*TASK INSTRUCTIONS*. Set out each line from the following listing that includes the word "Changing".

*AVAILABLE DATA*.

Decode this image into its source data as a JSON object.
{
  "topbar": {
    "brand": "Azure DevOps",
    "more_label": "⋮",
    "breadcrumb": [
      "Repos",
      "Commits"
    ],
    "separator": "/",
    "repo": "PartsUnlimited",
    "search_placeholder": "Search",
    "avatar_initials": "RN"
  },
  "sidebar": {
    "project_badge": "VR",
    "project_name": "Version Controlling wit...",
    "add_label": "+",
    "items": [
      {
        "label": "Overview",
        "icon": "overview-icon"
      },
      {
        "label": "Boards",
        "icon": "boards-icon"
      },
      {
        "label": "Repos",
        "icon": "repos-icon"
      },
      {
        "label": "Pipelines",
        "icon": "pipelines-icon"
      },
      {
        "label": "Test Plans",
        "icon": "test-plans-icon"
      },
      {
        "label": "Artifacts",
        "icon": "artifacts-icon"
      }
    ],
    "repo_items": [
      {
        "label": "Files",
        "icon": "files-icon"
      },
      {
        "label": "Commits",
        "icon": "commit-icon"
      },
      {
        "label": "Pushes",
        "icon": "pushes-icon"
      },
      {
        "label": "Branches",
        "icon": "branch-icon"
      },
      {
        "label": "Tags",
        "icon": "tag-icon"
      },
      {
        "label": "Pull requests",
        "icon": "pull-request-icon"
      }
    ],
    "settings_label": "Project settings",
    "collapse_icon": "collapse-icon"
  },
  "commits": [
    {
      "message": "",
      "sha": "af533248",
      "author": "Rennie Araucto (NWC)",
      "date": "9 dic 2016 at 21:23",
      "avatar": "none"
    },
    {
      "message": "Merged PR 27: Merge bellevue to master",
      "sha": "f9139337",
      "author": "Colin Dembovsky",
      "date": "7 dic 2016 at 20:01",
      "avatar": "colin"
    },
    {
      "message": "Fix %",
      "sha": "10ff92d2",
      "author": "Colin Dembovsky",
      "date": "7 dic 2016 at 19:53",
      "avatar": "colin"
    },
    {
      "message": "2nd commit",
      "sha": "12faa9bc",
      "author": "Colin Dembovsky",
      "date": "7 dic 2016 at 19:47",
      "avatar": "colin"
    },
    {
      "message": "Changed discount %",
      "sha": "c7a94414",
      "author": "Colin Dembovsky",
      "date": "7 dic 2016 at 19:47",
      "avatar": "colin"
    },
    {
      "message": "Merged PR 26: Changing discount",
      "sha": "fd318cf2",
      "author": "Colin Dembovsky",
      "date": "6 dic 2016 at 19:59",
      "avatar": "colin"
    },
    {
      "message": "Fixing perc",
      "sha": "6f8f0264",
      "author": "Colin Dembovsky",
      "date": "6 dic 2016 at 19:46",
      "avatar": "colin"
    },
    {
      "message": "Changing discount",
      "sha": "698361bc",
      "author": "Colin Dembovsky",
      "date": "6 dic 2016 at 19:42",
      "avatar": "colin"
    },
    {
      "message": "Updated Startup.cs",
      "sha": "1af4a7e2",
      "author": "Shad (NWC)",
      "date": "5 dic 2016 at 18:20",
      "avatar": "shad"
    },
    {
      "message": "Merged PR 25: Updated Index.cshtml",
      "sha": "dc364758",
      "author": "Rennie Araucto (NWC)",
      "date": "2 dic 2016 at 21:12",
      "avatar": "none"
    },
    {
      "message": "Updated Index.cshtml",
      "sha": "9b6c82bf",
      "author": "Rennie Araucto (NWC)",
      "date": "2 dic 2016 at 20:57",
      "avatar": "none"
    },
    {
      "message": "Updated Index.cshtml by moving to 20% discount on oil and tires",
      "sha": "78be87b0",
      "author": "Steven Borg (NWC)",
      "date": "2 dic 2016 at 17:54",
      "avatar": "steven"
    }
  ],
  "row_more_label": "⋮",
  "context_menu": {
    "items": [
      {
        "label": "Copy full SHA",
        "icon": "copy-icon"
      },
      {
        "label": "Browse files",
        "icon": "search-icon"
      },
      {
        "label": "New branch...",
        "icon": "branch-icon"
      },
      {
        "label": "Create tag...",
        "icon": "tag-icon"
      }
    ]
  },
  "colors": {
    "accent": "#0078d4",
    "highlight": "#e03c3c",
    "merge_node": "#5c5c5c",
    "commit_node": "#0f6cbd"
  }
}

*EXERCISE RESULT*.
      "message": "Merged PR 26: Changing discount",
      "message": "Changing discount",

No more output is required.